Tag Archive: secondhand noise

It is a matter of life or death

by Daniel Fink, MD, Chair, The Quiet Coalition

This piece from Business Standard states that secondhand noise is a problem but isn’t a matter of life or death.

That may be the only statement I disagree with in it.

The hearing sense evolved from a primitive vibration sense that single cell organisms used to find food or to avoid being eaten. Exquisitely sensitive hearing was important to survival. Other than a few marine mammals that can close their ears, mammals including humans evolved no protection against loud noise.

In the 1980s research in animal models and in humans showed that noise has major involuntary physiological stress impacts on mammals, including humans, such as faster heart rate, high blood pressure, and increases in stress hormone levels.

More recent epidemiology studies, using advanced statistical techniques and the processing power of modern computers, shows that noise causes hypertension, diabetes, heart disease, stroke, and increased death rates. This is not new information and it is not a secret. The scientifically inclined may want to read these two excellent review articles on environmental noise pollution in the U.S. and auditory and non-auditory effects of noise on health.

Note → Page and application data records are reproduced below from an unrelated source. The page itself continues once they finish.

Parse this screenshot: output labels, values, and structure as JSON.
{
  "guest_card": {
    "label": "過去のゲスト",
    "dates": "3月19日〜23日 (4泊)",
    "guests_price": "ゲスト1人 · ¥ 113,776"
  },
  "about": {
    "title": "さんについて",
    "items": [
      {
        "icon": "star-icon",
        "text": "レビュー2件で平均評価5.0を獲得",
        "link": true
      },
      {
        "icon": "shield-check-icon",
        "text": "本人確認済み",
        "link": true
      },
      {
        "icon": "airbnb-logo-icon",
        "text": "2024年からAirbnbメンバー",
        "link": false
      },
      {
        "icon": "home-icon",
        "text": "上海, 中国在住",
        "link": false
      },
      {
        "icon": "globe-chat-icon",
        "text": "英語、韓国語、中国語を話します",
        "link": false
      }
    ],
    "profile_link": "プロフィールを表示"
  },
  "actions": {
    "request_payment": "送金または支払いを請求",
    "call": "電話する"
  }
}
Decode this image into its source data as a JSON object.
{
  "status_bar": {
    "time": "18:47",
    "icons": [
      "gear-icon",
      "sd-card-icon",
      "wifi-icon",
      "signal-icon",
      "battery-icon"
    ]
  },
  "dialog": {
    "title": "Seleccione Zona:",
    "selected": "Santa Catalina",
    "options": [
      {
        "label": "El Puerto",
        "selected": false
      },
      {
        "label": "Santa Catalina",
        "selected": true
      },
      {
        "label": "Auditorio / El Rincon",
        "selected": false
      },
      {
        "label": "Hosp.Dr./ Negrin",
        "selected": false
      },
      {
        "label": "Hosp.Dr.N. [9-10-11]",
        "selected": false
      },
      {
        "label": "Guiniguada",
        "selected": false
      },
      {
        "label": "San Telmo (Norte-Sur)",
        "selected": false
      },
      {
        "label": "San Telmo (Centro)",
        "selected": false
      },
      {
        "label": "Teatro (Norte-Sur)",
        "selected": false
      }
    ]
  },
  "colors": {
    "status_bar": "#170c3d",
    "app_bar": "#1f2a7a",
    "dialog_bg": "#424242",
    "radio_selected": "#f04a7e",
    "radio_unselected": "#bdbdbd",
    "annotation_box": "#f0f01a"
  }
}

These health impacts are small for each person exposed to excess noise, but have a large population health impact because of the hundreds of millions–if not billions–of people affected.

It’s long past time for the public to demand quieter cars, trucks, buses, airplanes, and trains, and for those sworn to protect the public–elected officials and public health authorities–to take action to make the world quiet.

After all, it’s still national policy (in the Noise Control Act of 1972) to promote an environment for all Americans free from noise that jeopardizes their health and well-being.

Dr. Daniel Fink is a leading noise activist based in the Los Angeles area. He is the founding chair of The Quiet Coalition, an organization of science, health, and legal professionals concerned about the impacts of noise on health, environment, learning, productivity, and quality of life in America. Dr Fink also is the interim chair of Quiet Communities’ Health Advisory Council, and he served on the board of the American Tinnitus Association from 2015-2018.

The “new secondhand smoke”

Photo credit: Kris Arnold licensed under CC BY-SA 2.0

Mindy Fetterman, Governing.com, writes about what cities and states are doing to cut noise. The short answer is “not enough.” But at least they are starting to address noise, as cities go after the low hanging fruit, like helicopters and leaf blowers.

So click the link and see if your city is doing anything to address noise.  And for those who think noise is a mere annoyance, consider the comments of Rick Neitzel, Ph.D., director of environmental health policy at the University of Michigan in Ann Arbor, and a co-founder of The Quiet Coalition, who said:

“The consensus is that if we can keep noise below 70 decibels on average, that would eliminate hearing loss,” Neitzel said. “But the problem is that if noise is more than 50 decibels, there’s an increased risk of heart attack and hypertension,” he said. “Noise at 70 decibels is not safe.”

New Umbrella Organization Takes Aim at Noise

On October 1, 2016, members of nine scientific, medical, and legal organizations launched a national umbrella anti-noise group, The Quiet Coalition (TQC), hosted by the nonprofit organization Quiet Communities, to advocate for a quieter world. TQC brings together a diverse group of organizations and individuals, each with a unique focus or interest, in the fight against noise. It brings medical, scientific, legal, and other specialized knowledge to the public policy process to advocate for all Americans to make our world quieter, more sustainable, and livable. On December 7th, TQC’s website went live.

TQC recognizes that noise is like secondhand smoke, in that it is both a nuisance and a health hazard. Both environmental noise and secondhand smoke involuntarily expose large segments of the public to harmful conditions, increasing their risk of disease.  And decades of research show conclusively that excessive environmental noise adversely affects health, learning, productivity, and the environment.

Why have decision makers been so slow to regulate noise? According to a newly published editorial in the American Journal of Public Health by Daniel Fink, MD, Founding Chair of the TQC, the answer lies in public policy.  “Although noise was known to be a health hazard, it was treated as an environmental pollutant…with federal noise control activities assigned to the EPA.” These noise control activities were never adequately funded or supported, and federal and local health agencies were left with no meaningful responsibility. As a result, the issue has remained under the radar. TQC intends to change this now.

“The scientific evidence is incontrovertible: noise causes hearing loss and other health problems. We have a responsibility to speak up just as experts did when the dangers of smoking became known,” says Fink. Fink adds that “through recent discoveries, the mechanisms by which noise damages auditory cells, the nervous system, and the cardiovascular system are becoming clear.”  TQC Program Director Jamie Banks, PhD, notes that “[p]ublic health policy to protect the nation’s health from environmental noise is long overdue,” and declares that, “[TQC] will provide decision makers with the scientific evidence needed to make informed policy decisions.”

To learn more about TQC and it’s mission to protect the public from noise, visit the TQC website.